For the first time inMassachusetts history, registered voters can cast a ballot before Election Day.
Beginning Monday, and in accordance with 2014 state law signed by then-governor Deval Patrick, all municipalities will open at least one early voting polling station for a two-week period that stretches until Nov. 4.
Yet no one — not even the initiative’s most ardent supporters — could have predicted the ways some voters would use the newly available tool.
Back in 2014, legislators knew that legalizing early voting could be more convenient for residents and help them dodge the notoriously long lines on Election Day.
But these days, some residents said they plan to vote early for an entirely different purpose: to close the book on an election season many have called distasteful, stressful, and historically long.
“I just want to not have to think about [the election] anymore,” said Lindsey Weeramuni, a Jamaica Plain resident. Voting early “will give me psychological permission to just disengage because I will have made my choice.”
Marc Ebuña, a Roxbury resident who also plans to vote early, expects early voting to be cathartic. He said it could help him “wash his hands” of a campaign season that has at times stretched the bounds of belief.
“It will ease my mind, and it gets my head clean of all of that stuff going on at the national level,” Ebuña said. “It’s about moving on.”
Lucky for them, the state’s early voting program is a no-excuse-necessary system. Whether it’s line avoidance, electoral exasperation, or pure curiosity, the reason voters want to cast their ballot early does not matter, said William Galvin, state secretary of the Commonwealth.
There’s only one stipulation: Once a vote is cast, there’s no turning back.
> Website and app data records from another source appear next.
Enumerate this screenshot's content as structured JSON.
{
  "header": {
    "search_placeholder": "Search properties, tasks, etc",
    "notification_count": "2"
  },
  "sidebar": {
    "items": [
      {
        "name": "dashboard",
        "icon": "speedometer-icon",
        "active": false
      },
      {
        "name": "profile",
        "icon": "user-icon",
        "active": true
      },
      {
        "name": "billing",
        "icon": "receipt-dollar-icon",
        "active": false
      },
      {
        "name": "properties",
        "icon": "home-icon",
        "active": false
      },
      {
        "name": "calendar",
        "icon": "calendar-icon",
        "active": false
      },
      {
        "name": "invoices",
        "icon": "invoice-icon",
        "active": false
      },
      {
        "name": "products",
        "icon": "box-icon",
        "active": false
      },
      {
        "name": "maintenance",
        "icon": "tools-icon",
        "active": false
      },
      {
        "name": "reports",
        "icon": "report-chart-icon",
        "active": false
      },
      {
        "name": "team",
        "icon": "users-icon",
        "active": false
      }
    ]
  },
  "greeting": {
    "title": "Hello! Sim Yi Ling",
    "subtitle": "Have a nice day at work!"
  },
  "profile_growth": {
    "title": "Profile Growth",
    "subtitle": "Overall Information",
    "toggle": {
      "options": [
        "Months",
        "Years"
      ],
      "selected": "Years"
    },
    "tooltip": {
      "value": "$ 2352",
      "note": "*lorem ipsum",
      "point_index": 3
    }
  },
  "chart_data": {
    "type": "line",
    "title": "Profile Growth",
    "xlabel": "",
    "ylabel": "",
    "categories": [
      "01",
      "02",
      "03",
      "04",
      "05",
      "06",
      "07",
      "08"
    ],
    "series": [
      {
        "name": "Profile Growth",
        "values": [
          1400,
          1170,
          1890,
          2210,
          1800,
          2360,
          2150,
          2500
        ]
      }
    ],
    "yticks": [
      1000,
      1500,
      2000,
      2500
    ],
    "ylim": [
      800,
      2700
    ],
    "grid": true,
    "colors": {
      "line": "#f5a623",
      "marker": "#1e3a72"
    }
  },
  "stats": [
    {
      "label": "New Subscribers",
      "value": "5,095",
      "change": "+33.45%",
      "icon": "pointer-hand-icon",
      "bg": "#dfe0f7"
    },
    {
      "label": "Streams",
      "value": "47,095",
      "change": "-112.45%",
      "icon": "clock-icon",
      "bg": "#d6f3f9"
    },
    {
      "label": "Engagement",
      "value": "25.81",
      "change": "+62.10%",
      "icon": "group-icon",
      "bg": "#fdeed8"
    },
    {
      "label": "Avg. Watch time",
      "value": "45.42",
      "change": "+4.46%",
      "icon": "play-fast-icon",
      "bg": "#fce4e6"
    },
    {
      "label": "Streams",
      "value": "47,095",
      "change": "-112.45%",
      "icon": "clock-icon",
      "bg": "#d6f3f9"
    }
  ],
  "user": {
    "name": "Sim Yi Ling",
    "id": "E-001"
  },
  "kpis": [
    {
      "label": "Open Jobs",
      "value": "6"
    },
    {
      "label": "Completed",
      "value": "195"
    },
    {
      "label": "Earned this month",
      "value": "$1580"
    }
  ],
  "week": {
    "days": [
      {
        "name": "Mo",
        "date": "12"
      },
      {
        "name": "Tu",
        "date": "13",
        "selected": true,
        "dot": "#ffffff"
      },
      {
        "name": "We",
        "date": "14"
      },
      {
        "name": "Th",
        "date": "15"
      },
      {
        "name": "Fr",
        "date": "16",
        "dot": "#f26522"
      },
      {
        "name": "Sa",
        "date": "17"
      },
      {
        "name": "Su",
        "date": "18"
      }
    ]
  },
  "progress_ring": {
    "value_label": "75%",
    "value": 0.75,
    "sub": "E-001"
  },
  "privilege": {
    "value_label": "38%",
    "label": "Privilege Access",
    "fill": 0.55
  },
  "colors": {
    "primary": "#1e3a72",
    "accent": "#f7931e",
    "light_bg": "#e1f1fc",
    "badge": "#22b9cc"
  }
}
“We want to remind voters that this is it. If you heard some new argument on a ballot question, you can’t go back and change,” Galvin said. “If you want to wait to decide and wait till Nov. 8, that’s fine, too.”
On the website for Galvin’s office, voters can find information on all early voting locations throughout the state. In some places, especially in smaller communities such as Athol and East Longmeadow, early voting will occur only at the town or city hall during daytime hours. Other communities, such as Lynn, have designated certain days for extended hours.
In Boston, in an effort spearheaded by Mayor Martin J. Walsh and elections commissioner Dion Irish, early voting efforts are more expansive. Nearly every neighborhood will have an early voting polling station open at some point during the two-week period. Boston City Hall will be open every weekday for voters, from Oct. 24 to Nov. 4.
Every household in the city received a multilanguage public service announcement about early voting in the mail — the first part of an aggressive marketing campaign that includes a social media component and signs at bus stops.
Irish said the city is hoping that 20 percent of all registered Boston voters cast their ballot before Election Day.
“We’re focusing on harnessing as much data as possible,” Irish said in an interview.
“It is sort of an experiment, because we haven’t done this before. We’re looking to know what works and what didn’t.”
Galvin, who heads the statewide election efforts, said he appreciated Boston’s aggressive approach. In smaller communities, Galvin said, there was initially some resistance to expanding voting hours, because it comes with increased costs.
Irish said Boston avoided those problems because of widespread support from city officials. Walsh and the City Council provided $670,000 in the fiscal year’s city budget to fund early voting efforts.
According to the mayor’s office, Walsh plans to vote himself on the first day he can — Monday.
“In Boston, we are committed to doing all that we can to ensure that voters have as many opportunities to participate in this election as possible,” said Walsh in a statement provided to the Globe.
At the state level, Galvin’s office provided grants to communities to spur early voting, and the Legislature restored $1.2 million in early voting funding after overriding a veto from Governor Charlie Baker.
With the voting period approaching, Galvin said he is confident localities are now adequately funded and prepared. Unlike Irish, he did not commit to a numerical target of early voters, but said he expected it to be successful.
“I think it will help with the lines situation,” Galvin said. “But we don’t have any experience with this . . . it’s just an opportunity for those who have fully decided what they wanted to do.”
That includes Dack Conroy, an Allston musician who is ready to put this election season to bed. The entire electoral process, Conroy said, has been “dragged through the mud — and then worse.”
Early voting gives him an early out.
“I have been watching helplessly without anything to do for the last 16 months and want to do something as soon as possible,” Conroy said.
“I know it’s not going to actually end this ugly [mess], but it’s going to at least make me feel like I’ve done what I can.”